Luckily for soccer fans, Premier League will return in a week. The first two matches will take place on June 17 featuring Aston Villa vs. Sheffield United and Manchester City vs. Arsenal. This will be 100 days after the last played game due to the coronavirus pandemic.
As the league resumes, Liverpool looks to continue its quest to win the domestic title in 30 years as it is on top of the table with 82 points. Manchester city is behind second place with 57 points and Leicester City with 53 points. There are still 92 matches to be played in the season.
Some of the players and coaches are still skeptical whether it’s safe to play and returning to play is the right move. Phil Neville, the head coach of the England women’s team, believes that the players’ safety is paramount for him and they must be respected for putting themselves out to play during a pandemic.
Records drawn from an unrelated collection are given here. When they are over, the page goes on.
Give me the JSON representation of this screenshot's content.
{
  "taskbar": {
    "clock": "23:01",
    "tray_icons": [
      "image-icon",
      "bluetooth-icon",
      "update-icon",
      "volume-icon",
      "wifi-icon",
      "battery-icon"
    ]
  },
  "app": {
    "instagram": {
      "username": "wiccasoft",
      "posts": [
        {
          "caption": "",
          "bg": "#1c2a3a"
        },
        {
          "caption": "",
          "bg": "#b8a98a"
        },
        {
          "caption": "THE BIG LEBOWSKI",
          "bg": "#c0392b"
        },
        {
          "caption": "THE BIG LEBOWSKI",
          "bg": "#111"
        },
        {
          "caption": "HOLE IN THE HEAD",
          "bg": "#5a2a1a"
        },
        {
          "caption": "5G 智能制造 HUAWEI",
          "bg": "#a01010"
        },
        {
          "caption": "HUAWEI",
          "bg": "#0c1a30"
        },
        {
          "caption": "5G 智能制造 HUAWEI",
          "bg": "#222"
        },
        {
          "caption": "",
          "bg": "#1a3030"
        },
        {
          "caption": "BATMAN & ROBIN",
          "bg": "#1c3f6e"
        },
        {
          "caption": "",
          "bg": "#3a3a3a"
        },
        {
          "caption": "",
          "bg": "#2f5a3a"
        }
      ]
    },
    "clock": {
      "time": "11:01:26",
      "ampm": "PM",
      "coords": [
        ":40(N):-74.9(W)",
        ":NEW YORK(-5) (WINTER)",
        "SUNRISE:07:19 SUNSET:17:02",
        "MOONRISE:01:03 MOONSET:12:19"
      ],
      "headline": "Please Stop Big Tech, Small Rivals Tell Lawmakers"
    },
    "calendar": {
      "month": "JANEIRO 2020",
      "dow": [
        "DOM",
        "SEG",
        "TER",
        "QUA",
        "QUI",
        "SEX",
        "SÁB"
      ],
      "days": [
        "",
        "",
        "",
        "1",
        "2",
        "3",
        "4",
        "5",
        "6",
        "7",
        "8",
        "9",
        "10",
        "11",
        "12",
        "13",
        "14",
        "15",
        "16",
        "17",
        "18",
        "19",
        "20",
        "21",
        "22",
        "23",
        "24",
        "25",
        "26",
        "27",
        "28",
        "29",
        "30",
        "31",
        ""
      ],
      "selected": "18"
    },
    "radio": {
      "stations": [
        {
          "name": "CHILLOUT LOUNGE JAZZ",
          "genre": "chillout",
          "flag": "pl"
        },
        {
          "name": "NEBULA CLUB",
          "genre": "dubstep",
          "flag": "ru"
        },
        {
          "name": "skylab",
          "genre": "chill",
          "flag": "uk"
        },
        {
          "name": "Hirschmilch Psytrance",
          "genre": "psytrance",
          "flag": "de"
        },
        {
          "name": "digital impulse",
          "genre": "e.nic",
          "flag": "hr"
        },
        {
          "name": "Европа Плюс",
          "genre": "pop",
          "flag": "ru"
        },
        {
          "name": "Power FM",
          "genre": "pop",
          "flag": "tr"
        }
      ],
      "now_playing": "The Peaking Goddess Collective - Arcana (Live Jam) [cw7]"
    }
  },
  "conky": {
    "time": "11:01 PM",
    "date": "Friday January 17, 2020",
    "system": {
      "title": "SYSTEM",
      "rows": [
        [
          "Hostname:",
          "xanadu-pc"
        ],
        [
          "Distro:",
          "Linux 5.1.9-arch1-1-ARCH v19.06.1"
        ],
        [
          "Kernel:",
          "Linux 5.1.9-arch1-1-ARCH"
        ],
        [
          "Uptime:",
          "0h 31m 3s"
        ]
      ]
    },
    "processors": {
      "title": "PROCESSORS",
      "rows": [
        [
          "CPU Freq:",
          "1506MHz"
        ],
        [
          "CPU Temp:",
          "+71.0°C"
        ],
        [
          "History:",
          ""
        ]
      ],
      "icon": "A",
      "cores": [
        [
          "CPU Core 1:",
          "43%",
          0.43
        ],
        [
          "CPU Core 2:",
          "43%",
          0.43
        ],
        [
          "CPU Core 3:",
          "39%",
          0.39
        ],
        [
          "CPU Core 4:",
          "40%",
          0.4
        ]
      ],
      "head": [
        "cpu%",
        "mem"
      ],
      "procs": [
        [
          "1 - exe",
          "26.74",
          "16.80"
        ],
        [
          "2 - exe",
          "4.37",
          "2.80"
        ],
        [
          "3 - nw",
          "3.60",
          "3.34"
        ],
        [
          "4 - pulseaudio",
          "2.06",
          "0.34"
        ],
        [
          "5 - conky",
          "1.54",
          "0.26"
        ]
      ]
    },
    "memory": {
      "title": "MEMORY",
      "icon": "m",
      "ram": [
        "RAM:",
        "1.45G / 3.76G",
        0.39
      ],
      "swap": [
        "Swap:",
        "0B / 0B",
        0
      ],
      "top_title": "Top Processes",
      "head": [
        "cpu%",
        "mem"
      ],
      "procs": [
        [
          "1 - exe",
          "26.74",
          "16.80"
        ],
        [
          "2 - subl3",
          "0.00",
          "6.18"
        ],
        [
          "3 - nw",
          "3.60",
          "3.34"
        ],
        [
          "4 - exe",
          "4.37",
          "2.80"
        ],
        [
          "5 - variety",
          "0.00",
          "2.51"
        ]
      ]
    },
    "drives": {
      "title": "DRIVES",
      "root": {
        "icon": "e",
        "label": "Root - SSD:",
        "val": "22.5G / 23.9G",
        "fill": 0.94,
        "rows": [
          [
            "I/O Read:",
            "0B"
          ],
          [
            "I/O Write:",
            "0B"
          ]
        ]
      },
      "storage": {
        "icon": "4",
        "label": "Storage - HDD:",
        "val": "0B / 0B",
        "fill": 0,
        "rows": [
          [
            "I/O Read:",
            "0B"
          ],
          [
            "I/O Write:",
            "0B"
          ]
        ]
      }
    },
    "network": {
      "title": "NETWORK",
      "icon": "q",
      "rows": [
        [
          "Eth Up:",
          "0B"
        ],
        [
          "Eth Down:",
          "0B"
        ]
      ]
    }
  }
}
The French soccer league’s, Ligue 1, season has come to an end after canceling the rest of the matches. Meanwhile, La Liga, Spanish soccer league, will return on June 11; Series A, Italian soccer league, returns on June 20, and MLS will return in nearly a month, on July 8.
Bundesliga has already resumed its season back in May 16, and for a month, teams have been playing without fans. Premier League is looking to do the same and not permit any fans to attend the games.
In addition, the International Federation of Association Football, better known by its French acronym, will allow five substitutes per team per match instead of three for the remainder of the season. FIFA enforced the rule to reduce injuries, tiredness, and muscle fatigue following the 100 days period without competitive soccer.
Stop Racism. Stop Violence.
“Stop racism. Stop violence.” These are powerful words voiced by FIFA. The Association has repeatedly conveyed the message against racism and discrimination for years. Many players in Bundesliga are expressing their thoughts and actions towards the tragic case of George Floyd. Premier League will also allow players to promote anti-racism messages during matches.
Several clubs and players have echoed sentiments of the death of George Floyd through social media by taking a picture of the team kneeling on one knee and wearing t-shirts or gears in support of the terrible incident.